Due to the varying legislation between the states and different authorities presenting differing interpretations of cryptocurrencies, it is hard to find a uniform regulatory approach to cryptocurrencies in the U.S. The Securities and Exchange Commission (SEC) has been indicating that it considers certain cryptocurrencies to be securities by applying the so-called Howey Test, despite its origin in traditional investment contracts, e.g., securities. In turn, the Internal Revenue Service (IRS) sees cryptocurrencies as property and has issued tax guidance on the matter, whereas the Commodities Futures Trading Commission (CFTC) encompasses cryptocurrencies to be commodities as described in the Commodity Exchange Act.
In order to clear up the situation, lawmakers in the U.S have introduced a bill known as ‘The Eliminate Barriers to Innovation Act of 2021’, that seeks to clarify crypto regulation by establishing a working group of representatives from the SEC and the CFTC. The legislation is ultimately aiming to clarify the definition of what makes cryptocurrency a security or a commodity, and to solve the current ambiguous situation regarding jurisdiction areas of U.S. authorities, striving to make a clearance on the rules deciding whether the SEC or another regulatory agency has jurisdiction over a particular token or cryptocurrency. The bill has passed the U.S House of Representatives and was received by the Senate in April 2021, being currently reviewed by the Committee on Banking, Housing and Urban Affairs.
Meanwhile in May 2021, The Federal Deposit Insurance Corporation (FDIC) published its request for information about how banks are using digital assets and what the federal regulator could do to assist entities. As banks are increasingly exploring the industry on digital assets, FDIC seeks information in order to create a clearer perception of the whole industry and consumer interests. The comment period for the request of FDIC ends in July 2021 and is expected to produce arguments from both extremes. Also in May 2021, the Acting Comptroller of the Currency, Michael Hsu, announced that he had ordered his staff to review all pending matters and interpretive guidance issued under the former Acting Comptroller, and declared afterwards that the Office of the Comptroller of the Currency (OCC), the Federal Reserve, and the FDIC have been talking on a possible future interagency group to further investigate crypto policies. It is further worth to mention, that the Federal Reserve’s long awaited research paper on a possible future digital dollar, i.e., central bank digital currency, should also be published before the end of this summer.
The aforementioned subjects play their part of a delayed, yet very welcomed wave of development, as the current legal status of cryptocurrencies with different authority interpretations and simultaneous jurisdiction claims have left the U.S. crypto industry in an unclear legal position.

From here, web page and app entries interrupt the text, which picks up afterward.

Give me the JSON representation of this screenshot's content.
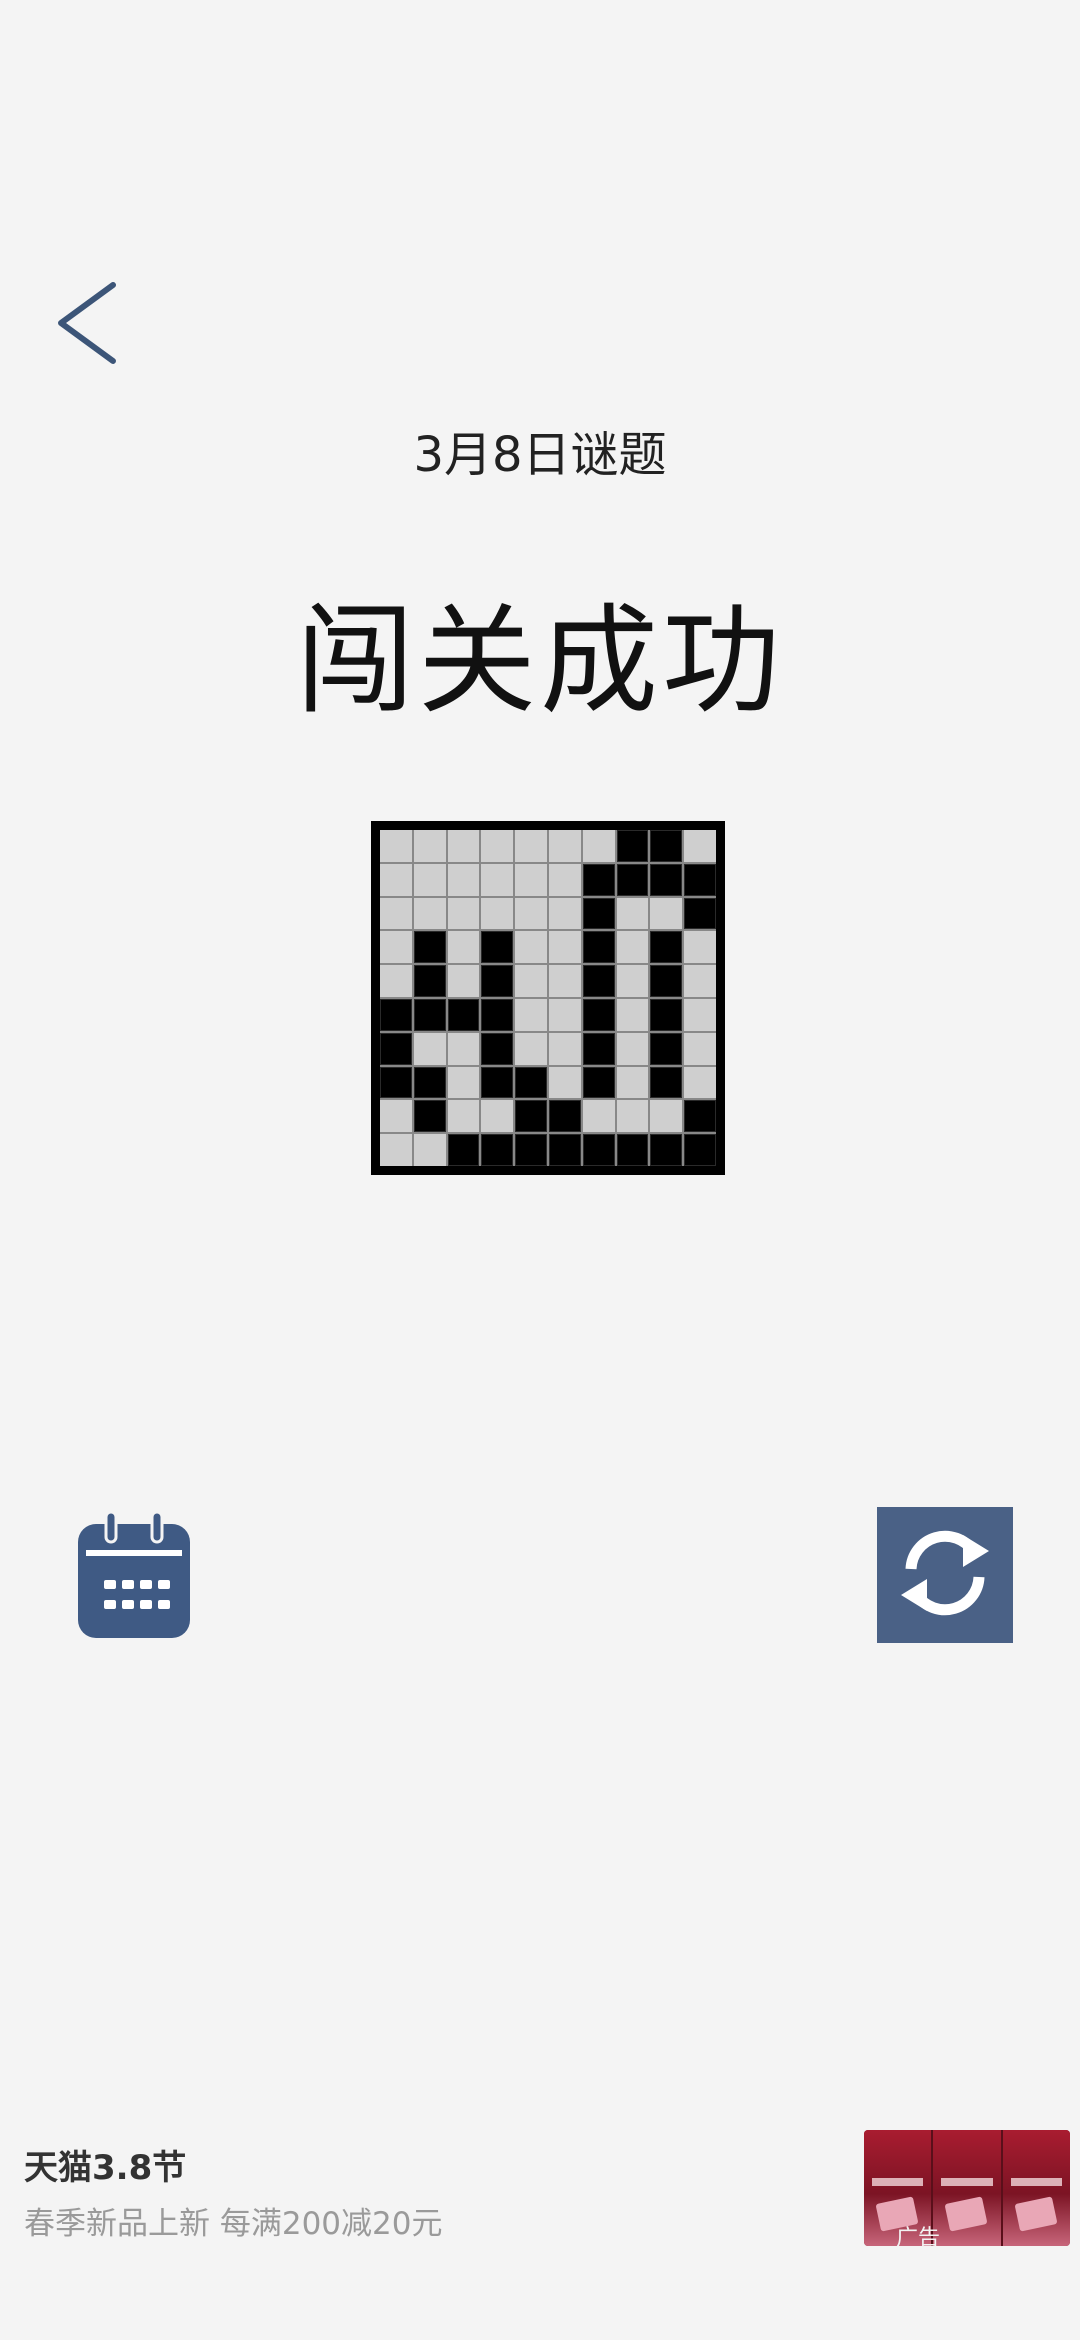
{
  "header": {
    "back_icon": "chevron-left-icon",
    "subtitle": "3月8日谜题",
    "title": "闯关成功"
  },
  "puzzle": {
    "rows": [
      "0000000110",
      "0000001111",
      "0000001001",
      "0101001010",
      "0101001010",
      "1111001010",
      "1001001010",
      "1101101010",
      "0100110001",
      "0011111111"
    ],
    "filled_color": "#000000",
    "empty_color": "#cfcfcf"
  },
  "actions": {
    "calendar_icon": "calendar-icon",
    "refresh_icon": "refresh-icon",
    "accent_color": "#3f5a84"
  },
  "ad": {
    "title": "天猫3.8节",
    "description": "春季新品上新 每满200减20元",
    "tag": "广告"
  }
}
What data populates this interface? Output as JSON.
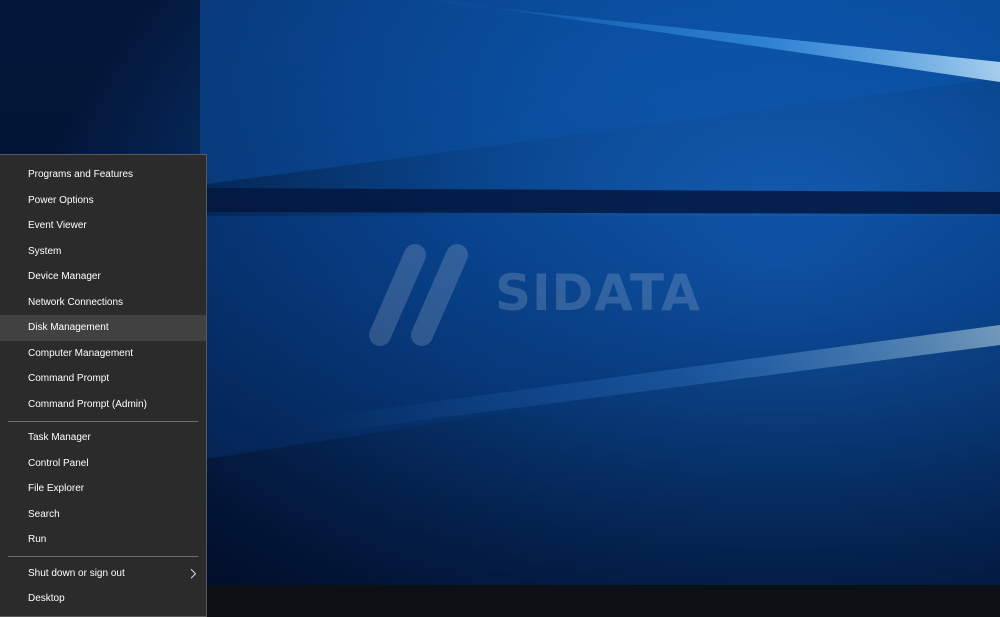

EU Regulation of ADA
As the EU cryptocurrency legislation is more straightforward than in the U.S., it is easier to portray the regulatory status of ADA within the EU. Simply put, ADA is considered to be a cryptocurrency and not a security. As described in the Fifth Money Laundering Directive (5AMLD), virtual currencies are defined as a digital representation of value i) that is not issued or guaranteed by a central bank or a public authority, ii) is not necessarily attached to a legally established currency and does not possess a legal status of currency or money but is accepted by natural or legal persons as a means of exchange and iii) which can be transferred, stored, and traded electronically. Therefore, entities trading ADA, and other cryptocurrency service providers are obligated by the EU Member State’s implementation of the 5AMLD and other national regulation, being subject to conventional EU regulation on customer due diligence, risk assessments, Fit & Proper as well as other applicable national legislation.

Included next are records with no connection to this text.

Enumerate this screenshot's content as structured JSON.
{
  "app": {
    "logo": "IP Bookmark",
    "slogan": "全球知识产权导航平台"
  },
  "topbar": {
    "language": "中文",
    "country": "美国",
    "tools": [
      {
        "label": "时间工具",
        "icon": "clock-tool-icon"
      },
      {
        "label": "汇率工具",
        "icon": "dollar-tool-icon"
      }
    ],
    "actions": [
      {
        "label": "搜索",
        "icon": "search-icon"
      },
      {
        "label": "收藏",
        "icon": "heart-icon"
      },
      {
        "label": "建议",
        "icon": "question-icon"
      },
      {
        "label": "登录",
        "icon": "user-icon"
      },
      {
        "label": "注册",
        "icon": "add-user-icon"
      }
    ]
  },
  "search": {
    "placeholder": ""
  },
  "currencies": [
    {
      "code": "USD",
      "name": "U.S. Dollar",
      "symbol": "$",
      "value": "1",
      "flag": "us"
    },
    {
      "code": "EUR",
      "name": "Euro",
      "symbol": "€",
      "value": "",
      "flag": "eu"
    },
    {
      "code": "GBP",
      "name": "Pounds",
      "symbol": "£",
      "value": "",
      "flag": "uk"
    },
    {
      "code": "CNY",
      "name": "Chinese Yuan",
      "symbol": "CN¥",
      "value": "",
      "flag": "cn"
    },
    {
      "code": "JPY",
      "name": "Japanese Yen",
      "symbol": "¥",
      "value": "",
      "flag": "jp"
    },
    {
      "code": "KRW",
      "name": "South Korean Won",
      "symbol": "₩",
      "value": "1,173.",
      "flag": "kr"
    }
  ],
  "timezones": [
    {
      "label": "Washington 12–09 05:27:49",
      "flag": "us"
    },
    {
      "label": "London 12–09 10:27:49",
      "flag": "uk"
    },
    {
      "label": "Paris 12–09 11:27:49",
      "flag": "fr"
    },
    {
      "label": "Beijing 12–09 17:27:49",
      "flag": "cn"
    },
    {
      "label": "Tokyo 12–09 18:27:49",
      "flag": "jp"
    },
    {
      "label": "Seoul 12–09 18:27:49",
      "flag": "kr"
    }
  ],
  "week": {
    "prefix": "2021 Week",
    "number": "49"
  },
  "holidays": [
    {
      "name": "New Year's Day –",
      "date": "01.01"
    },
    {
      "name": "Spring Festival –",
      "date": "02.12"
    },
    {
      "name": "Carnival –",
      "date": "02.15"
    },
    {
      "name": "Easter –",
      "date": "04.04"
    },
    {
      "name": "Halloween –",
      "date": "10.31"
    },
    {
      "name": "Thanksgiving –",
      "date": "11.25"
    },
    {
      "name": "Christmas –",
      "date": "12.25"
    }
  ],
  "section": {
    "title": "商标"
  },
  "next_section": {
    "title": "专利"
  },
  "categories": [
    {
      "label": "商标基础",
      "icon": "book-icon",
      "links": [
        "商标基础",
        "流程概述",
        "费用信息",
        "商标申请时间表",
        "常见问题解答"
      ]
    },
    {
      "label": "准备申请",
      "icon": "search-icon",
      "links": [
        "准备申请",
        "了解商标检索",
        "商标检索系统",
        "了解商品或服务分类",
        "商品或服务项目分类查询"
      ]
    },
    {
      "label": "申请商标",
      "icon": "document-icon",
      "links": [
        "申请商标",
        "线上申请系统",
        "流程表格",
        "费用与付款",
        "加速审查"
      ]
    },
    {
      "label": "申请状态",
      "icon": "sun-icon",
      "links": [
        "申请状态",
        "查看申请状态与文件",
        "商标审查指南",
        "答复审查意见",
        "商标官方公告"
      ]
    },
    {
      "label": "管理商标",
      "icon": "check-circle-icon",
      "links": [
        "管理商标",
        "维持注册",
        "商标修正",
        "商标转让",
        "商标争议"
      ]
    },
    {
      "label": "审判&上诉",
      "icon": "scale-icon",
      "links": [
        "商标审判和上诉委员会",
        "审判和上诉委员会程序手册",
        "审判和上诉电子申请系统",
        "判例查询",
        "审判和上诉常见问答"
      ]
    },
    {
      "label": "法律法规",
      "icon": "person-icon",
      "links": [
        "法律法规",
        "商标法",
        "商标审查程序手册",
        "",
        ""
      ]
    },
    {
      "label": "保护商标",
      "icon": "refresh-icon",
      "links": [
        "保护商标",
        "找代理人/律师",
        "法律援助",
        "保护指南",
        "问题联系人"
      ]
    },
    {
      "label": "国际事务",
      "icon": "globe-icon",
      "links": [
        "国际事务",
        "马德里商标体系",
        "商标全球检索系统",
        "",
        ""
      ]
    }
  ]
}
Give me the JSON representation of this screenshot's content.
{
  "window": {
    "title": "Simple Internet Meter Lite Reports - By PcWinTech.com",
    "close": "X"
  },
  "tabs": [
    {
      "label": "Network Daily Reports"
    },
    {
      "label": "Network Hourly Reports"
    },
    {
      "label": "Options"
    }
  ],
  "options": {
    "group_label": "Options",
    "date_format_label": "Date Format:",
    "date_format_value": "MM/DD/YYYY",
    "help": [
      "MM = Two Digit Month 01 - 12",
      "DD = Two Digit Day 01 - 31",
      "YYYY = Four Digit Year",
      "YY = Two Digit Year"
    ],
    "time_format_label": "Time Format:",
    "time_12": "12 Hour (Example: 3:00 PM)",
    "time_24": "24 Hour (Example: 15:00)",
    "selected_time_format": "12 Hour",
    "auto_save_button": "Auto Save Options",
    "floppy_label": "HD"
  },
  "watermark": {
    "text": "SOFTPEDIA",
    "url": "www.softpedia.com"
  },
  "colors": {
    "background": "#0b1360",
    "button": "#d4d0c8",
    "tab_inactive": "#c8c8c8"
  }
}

Even if the EU Member States’ national legislation on cryptocurrencies differ slightly, it is recommendable to proactively follow the rules of the stricter Member States, considering the upcoming EU cryptocurrency regulation that is going to further unify and tighten the regulatory cryptocurrency framework throughout Europe. You find more information of the proposed EU regulation in our previous article found here.